(TASK PROMPT) Copy out the data in full, keeping each line exactly as it reads.
===== EXERCISE DATA =====
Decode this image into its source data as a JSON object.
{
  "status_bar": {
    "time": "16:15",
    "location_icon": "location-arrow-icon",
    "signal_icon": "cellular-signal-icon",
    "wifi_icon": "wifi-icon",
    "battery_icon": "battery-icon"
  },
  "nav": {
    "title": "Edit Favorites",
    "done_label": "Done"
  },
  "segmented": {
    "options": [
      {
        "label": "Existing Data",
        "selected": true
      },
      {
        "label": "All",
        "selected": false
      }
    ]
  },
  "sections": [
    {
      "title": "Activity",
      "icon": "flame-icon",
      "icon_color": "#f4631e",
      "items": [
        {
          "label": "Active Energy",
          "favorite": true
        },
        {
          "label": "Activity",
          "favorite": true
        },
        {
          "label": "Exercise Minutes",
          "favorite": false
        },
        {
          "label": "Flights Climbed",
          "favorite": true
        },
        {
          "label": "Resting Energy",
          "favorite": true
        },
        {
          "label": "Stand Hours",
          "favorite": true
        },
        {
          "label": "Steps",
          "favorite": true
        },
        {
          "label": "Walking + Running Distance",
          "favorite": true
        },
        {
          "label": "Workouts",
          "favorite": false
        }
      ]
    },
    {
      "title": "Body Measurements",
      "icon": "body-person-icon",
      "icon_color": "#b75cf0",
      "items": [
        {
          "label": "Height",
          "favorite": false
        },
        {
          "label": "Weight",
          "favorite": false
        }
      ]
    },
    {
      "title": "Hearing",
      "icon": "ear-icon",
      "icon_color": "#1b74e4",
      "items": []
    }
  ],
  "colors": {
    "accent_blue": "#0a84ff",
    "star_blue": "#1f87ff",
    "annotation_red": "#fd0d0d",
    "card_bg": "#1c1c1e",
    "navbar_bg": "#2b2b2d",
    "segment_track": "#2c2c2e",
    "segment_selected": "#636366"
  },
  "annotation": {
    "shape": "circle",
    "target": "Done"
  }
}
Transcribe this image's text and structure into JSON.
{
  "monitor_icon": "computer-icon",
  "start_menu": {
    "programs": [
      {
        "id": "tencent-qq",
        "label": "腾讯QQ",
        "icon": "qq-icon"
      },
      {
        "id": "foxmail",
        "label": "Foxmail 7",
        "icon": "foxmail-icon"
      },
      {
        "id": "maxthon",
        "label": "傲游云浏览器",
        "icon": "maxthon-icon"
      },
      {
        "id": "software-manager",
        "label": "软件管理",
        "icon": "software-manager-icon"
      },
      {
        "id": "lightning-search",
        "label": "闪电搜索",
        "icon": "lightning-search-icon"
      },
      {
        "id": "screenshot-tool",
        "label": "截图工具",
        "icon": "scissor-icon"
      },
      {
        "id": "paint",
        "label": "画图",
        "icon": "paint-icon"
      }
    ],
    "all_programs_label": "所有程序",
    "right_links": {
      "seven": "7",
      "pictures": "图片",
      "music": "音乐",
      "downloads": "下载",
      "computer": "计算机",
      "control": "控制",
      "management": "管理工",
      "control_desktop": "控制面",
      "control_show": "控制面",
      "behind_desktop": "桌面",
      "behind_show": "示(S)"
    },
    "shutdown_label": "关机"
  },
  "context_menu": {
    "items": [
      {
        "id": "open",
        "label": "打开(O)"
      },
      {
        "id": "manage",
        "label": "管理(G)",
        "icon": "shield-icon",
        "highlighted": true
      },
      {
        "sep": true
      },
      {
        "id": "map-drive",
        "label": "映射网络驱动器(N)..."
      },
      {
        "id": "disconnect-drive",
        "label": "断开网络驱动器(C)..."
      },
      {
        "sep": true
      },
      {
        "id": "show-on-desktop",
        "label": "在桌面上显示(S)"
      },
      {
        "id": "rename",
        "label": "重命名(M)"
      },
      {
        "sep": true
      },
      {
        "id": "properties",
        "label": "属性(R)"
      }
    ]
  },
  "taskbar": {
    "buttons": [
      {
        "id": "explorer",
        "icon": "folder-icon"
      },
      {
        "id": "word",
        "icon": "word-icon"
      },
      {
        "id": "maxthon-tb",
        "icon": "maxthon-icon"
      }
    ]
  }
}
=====
(SOLVED PROBLEM)
Decode this image into its source data as a JSON object.
{
  "status_bar": {
    "time": "16:15",
    "location_icon": "location-arrow-icon",
    "signal_icon": "cellular-signal-icon",
    "wifi_icon": "wifi-icon",
    "battery_icon": "battery-icon"
  },
  "nav": {
    "title": "Edit Favorites",
    "done_label": "Done"
  },
  "segmented": {
    "options": [
      {
        "label": "Existing Data",
        "selected": true
      },
      {
        "label": "All",
        "selected": false
      }
    ]
  },
  "sections": [
    {
      "title": "Activity",
      "icon": "flame-icon",
      "icon_color": "#f4631e",
      "items": [
        {
          "label": "Active Energy",
          "favorite": true
        },
        {
          "label": "Activity",
          "favorite": true
        },
        {
          "label": "Exercise Minutes",
          "favorite": false
        },
        {
          "label": "Flights Climbed",
          "favorite": true
        },
        {
          "label": "Resting Energy",
          "favorite": true
        },
        {
          "label": "Stand Hours",
          "favorite": true
        },
        {
          "label": "Steps",
          "favorite": true
        },
        {
          "label": "Walking + Running Distance",
          "favorite": true
        },
        {
          "label": "Workouts",
          "favorite": false
        }
      ]
    },
    {
      "title": "Body Measurements",
      "icon": "body-person-icon",
      "icon_color": "#b75cf0",
      "items": [
        {
          "label": "Height",
          "favorite": false
        },
        {
          "label": "Weight",
          "favorite": false
        }
      ]
    },
    {
      "title": "Hearing",
      "icon": "ear-icon",
      "icon_color": "#1b74e4",
      "items": []
    }
  ],
  "colors": {
    "accent_blue": "#0a84ff",
    "star_blue": "#1f87ff",
    "annotation_red": "#fd0d0d",
    "card_bg": "#1c1c1e",
    "navbar_bg": "#2b2b2d",
    "segment_track": "#2c2c2e",
    "segment_selected": "#636366"
  },
  "annotation": {
    "shape": "circle",
    "target": "Done"
  }
}
Transcribe this image's text and structure into JSON.
{
  "monitor_icon": "computer-icon",
  "start_menu": {
    "programs": [
      {
        "id": "tencent-qq",
        "label": "腾讯QQ",
        "icon": "qq-icon"
      },
      {
        "id": "foxmail",
        "label": "Foxmail 7",
        "icon": "foxmail-icon"
      },
      {
        "id": "maxthon",
        "label": "傲游云浏览器",
        "icon": "maxthon-icon"
      },
      {
        "id": "software-manager",
        "label": "软件管理",
        "icon": "software-manager-icon"
      },
      {
        "id": "lightning-search",
        "label": "闪电搜索",
        "icon": "lightning-search-icon"
      },
      {
        "id": "screenshot-tool",
        "label": "截图工具",
        "icon": "scissor-icon"
      },
      {
        "id": "paint",
        "label": "画图",
        "icon": "paint-icon"
      }
    ],
    "all_programs_label": "所有程序",
    "right_links": {
      "seven": "7",
      "pictures": "图片",
      "music": "音乐",
      "downloads": "下载",
      "computer": "计算机",
      "control": "控制",
      "management": "管理工",
      "control_desktop": "控制面",
      "control_show": "控制面",
      "behind_desktop": "桌面",
      "behind_show": "示(S)"
    },
    "shutdown_label": "关机"
  },
  "context_menu": {
    "items": [
      {
        "id": "open",
        "label": "打开(O)"
      },
      {
        "id": "manage",
        "label": "管理(G)",
        "icon": "shield-icon",
        "highlighted": true
      },
      {
        "sep": true
      },
      {
        "id": "map-drive",
        "label": "映射网络驱动器(N)..."
      },
      {
        "id": "disconnect-drive",
        "label": "断开网络驱动器(C)..."
      },
      {
        "sep": true
      },
      {
        "id": "show-on-desktop",
        "label": "在桌面上显示(S)"
      },
      {
        "id": "rename",
        "label": "重命名(M)"
      },
      {
        "sep": true
      },
      {
        "id": "properties",
        "label": "属性(R)"
      }
    ]
  },
  "taskbar": {
    "buttons": [
      {
        "id": "explorer",
        "icon": "folder-icon"
      },
      {
        "id": "word",
        "icon": "word-icon"
      },
      {
        "id": "maxthon-tb",
        "icon": "maxthon-icon"
      }
    ]
  }
}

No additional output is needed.